DATA FOR REVIEW below:

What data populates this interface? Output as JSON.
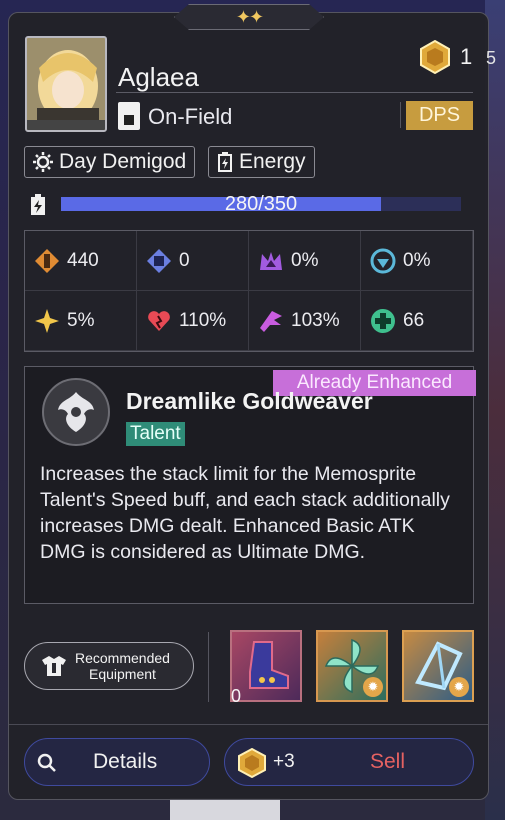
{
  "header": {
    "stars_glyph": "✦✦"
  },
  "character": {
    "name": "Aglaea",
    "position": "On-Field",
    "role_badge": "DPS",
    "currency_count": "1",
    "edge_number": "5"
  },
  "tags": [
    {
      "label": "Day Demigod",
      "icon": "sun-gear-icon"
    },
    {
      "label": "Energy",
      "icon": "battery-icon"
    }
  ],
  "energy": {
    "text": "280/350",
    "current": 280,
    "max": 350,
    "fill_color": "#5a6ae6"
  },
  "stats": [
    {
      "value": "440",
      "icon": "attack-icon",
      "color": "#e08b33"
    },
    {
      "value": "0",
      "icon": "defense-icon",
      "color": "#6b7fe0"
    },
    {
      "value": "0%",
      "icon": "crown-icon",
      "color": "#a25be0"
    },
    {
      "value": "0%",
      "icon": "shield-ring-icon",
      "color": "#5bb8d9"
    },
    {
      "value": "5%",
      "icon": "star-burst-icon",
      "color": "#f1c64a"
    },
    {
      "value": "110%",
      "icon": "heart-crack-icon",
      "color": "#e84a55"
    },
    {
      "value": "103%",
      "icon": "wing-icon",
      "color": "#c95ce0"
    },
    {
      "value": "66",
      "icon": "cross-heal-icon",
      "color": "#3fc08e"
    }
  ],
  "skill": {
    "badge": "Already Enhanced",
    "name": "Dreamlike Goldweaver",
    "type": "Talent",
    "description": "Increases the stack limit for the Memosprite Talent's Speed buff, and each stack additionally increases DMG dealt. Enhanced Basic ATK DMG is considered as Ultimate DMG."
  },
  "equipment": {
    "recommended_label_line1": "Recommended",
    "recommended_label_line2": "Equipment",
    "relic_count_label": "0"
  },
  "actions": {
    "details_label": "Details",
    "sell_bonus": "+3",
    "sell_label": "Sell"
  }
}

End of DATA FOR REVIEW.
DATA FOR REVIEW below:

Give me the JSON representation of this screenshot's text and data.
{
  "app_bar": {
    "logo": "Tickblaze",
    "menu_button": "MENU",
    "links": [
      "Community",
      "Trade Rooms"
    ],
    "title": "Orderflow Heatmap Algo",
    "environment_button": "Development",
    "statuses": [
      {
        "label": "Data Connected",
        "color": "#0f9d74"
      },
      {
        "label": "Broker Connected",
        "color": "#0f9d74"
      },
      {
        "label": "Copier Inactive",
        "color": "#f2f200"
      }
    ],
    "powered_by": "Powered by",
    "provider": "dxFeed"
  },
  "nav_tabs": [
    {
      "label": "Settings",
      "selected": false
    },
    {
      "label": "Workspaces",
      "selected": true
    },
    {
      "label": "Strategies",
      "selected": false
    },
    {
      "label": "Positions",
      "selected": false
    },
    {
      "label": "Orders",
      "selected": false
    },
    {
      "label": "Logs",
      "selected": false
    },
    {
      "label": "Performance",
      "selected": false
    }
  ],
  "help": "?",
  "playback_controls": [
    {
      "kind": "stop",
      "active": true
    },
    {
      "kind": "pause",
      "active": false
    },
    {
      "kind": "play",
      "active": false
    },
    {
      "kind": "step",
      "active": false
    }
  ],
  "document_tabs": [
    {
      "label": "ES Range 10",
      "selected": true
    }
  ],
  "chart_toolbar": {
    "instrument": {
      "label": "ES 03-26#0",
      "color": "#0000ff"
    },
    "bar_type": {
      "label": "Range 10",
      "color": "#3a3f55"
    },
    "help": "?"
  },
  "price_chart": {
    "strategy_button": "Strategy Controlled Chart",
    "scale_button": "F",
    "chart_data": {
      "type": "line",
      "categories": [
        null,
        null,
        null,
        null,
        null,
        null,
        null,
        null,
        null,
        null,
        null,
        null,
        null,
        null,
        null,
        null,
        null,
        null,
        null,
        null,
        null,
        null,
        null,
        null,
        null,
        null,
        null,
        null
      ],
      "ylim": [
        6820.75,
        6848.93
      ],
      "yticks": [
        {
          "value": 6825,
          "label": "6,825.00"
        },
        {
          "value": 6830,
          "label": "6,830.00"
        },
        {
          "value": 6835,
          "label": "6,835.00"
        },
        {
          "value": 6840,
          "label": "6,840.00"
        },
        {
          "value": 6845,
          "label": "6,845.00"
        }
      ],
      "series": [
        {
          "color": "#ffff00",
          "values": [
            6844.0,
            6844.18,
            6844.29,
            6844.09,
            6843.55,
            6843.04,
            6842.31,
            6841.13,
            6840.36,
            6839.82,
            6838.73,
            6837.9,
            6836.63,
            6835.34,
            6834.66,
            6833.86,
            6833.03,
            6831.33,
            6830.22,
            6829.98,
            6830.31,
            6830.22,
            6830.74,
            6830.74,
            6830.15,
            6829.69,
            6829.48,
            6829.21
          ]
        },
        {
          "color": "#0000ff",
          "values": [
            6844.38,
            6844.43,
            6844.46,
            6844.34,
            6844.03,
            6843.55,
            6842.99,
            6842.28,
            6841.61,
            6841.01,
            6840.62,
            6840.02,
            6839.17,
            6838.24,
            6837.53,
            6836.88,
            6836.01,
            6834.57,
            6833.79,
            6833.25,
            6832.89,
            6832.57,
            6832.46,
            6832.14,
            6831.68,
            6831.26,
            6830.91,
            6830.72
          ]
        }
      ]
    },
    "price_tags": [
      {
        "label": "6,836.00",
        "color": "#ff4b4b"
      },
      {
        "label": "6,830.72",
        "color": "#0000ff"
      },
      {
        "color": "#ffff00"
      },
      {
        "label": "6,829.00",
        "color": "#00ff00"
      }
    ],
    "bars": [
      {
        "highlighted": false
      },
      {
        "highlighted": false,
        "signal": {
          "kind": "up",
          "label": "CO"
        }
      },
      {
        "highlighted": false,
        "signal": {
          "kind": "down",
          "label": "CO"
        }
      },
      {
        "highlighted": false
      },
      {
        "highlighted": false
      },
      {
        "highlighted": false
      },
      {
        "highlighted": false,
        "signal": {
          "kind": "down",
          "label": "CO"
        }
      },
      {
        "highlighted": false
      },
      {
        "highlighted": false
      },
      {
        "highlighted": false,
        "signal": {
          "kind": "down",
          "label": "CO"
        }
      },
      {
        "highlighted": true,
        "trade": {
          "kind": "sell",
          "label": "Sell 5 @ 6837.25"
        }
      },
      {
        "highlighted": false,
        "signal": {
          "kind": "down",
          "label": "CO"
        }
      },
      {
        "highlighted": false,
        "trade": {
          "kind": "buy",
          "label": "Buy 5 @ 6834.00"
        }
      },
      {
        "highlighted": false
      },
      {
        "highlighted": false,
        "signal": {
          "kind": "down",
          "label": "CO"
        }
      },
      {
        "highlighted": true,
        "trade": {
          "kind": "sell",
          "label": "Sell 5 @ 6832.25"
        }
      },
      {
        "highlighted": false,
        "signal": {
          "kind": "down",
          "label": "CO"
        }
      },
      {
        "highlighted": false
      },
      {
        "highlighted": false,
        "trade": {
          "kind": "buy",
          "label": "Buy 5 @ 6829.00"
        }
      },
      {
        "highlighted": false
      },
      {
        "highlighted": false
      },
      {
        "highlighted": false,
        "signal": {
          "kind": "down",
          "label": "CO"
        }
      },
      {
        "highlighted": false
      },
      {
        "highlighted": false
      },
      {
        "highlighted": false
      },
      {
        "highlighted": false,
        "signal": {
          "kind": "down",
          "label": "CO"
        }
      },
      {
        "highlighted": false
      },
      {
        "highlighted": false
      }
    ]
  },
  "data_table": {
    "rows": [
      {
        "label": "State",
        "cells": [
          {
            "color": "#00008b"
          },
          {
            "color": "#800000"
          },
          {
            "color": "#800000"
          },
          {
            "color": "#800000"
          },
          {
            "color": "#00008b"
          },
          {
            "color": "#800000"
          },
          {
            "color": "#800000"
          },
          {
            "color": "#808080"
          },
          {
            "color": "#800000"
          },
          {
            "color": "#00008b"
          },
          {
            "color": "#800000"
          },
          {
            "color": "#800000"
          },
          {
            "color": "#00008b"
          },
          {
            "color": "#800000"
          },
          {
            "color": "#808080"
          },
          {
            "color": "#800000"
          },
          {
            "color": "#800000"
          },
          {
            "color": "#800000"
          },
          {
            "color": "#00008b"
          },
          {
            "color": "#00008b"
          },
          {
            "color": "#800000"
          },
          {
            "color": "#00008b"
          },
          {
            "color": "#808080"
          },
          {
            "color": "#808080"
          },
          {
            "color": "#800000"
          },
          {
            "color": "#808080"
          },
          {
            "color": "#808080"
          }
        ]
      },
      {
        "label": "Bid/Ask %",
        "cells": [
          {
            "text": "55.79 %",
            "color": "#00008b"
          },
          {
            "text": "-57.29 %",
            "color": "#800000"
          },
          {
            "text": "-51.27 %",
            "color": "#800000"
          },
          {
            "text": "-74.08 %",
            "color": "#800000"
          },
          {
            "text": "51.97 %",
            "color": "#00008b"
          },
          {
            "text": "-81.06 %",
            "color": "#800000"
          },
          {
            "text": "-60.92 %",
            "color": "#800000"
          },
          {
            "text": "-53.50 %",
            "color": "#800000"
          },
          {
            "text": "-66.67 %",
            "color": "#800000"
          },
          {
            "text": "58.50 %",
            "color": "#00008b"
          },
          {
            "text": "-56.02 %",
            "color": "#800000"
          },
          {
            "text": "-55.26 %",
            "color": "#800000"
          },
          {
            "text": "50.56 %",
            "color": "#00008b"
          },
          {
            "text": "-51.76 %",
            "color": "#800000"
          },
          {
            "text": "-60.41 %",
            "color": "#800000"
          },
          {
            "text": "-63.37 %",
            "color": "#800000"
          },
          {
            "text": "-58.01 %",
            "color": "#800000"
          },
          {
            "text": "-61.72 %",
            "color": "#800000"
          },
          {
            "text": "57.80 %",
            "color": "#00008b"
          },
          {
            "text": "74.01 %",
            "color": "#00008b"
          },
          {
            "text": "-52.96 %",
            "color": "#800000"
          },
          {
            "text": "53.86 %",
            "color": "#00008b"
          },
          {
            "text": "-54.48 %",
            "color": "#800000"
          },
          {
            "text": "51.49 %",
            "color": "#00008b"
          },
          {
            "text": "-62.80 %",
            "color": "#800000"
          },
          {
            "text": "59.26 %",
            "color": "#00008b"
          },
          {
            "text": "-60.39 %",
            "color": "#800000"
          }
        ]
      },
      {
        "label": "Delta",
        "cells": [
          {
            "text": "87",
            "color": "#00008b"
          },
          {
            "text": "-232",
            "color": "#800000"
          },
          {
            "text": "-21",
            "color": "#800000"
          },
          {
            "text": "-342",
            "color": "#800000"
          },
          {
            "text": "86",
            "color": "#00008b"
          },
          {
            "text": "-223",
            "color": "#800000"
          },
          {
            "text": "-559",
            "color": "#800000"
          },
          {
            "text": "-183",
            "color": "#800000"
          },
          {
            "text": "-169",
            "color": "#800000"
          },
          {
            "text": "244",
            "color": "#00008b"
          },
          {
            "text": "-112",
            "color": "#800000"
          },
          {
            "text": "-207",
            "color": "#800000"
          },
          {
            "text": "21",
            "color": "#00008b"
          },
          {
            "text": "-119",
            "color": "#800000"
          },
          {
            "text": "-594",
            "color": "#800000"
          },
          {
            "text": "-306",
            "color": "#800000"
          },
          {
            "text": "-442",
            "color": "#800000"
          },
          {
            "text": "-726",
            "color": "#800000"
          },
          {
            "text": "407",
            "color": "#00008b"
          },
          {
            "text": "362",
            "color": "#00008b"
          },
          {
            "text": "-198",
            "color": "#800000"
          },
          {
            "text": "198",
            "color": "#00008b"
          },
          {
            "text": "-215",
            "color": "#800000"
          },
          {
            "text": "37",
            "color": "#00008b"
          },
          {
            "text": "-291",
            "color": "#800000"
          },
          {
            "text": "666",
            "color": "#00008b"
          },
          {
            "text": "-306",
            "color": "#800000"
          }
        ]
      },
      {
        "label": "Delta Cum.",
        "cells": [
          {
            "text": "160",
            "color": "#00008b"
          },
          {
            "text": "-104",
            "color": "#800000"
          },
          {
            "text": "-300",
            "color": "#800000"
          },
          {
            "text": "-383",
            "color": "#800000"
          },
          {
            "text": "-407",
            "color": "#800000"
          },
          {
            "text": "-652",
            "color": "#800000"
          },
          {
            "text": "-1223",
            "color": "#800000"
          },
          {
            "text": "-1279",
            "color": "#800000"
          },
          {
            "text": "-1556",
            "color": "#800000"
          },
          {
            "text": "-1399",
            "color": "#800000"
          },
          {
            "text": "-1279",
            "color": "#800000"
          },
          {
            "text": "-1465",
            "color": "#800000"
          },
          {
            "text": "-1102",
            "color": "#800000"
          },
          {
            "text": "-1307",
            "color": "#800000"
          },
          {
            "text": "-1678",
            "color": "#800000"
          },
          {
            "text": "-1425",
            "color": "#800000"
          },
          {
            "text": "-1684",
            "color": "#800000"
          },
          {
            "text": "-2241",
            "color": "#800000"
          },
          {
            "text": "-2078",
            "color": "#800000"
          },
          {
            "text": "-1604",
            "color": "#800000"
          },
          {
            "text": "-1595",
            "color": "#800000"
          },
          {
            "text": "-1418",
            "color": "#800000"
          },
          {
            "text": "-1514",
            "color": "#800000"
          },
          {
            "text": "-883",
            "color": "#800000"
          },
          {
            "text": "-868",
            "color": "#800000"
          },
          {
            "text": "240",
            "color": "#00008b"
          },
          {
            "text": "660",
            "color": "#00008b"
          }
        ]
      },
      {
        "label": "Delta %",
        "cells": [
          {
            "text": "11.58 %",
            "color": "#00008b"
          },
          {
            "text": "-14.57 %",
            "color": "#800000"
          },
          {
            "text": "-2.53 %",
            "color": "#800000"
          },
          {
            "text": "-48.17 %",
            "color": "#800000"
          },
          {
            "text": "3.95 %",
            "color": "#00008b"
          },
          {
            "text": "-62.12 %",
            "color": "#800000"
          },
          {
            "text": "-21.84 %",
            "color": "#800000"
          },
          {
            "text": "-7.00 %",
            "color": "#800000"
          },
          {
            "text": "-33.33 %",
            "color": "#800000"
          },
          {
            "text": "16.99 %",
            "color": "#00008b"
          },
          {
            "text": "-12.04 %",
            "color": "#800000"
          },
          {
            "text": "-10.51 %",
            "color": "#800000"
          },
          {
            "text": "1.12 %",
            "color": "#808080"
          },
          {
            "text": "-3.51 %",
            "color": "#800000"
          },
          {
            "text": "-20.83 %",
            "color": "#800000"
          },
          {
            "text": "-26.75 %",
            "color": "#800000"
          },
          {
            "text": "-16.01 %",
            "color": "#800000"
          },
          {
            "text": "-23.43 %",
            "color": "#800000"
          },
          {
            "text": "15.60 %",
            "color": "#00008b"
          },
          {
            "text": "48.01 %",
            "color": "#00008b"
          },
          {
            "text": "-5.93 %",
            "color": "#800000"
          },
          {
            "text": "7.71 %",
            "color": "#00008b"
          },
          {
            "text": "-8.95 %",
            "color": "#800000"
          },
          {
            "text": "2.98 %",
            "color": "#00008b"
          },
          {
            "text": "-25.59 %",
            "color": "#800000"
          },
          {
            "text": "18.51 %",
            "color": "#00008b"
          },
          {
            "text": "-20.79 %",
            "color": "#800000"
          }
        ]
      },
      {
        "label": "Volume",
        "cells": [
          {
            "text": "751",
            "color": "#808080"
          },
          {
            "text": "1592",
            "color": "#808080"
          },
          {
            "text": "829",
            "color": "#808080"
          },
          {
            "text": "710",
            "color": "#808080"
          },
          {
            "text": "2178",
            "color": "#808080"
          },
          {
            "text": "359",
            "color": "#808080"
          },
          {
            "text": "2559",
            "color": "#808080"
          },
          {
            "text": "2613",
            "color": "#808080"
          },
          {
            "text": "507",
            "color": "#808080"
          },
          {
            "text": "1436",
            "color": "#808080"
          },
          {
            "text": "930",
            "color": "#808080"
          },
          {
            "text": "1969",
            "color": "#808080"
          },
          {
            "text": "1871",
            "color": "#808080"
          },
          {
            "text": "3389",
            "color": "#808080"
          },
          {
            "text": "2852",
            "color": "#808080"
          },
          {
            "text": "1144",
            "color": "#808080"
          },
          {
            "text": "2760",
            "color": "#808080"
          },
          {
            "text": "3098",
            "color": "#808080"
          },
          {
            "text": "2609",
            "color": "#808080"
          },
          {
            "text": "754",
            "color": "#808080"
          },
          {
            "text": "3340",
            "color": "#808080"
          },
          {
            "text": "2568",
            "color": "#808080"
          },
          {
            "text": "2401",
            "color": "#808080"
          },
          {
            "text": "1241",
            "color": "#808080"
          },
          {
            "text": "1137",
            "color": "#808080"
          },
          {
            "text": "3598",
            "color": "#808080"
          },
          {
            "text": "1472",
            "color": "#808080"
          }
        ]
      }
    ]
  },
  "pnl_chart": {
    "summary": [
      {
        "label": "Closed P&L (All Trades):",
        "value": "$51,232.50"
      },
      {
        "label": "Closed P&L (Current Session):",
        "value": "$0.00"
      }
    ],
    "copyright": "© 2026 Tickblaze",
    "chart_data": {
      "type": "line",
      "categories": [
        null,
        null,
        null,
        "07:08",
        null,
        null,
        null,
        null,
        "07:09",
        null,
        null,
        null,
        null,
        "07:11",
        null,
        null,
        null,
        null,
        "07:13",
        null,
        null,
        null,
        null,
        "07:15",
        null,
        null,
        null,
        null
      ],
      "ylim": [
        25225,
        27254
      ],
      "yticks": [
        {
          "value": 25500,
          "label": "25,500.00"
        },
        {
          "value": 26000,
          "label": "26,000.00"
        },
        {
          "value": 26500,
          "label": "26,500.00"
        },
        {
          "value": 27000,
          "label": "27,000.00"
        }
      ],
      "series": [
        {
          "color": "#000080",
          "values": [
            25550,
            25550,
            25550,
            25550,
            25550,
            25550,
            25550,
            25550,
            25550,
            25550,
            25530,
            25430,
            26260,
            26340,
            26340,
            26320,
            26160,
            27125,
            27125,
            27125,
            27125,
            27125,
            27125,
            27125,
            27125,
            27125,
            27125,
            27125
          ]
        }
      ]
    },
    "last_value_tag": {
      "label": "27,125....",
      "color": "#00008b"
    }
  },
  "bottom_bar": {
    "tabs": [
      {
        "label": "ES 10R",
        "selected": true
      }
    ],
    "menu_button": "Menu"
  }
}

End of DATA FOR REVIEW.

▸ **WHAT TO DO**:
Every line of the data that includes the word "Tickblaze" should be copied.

▸ **RESPONSE FOR THIS EXERCISE**:
    "logo": "Tickblaze",
    "copyright": "© 2026 Tickblaze",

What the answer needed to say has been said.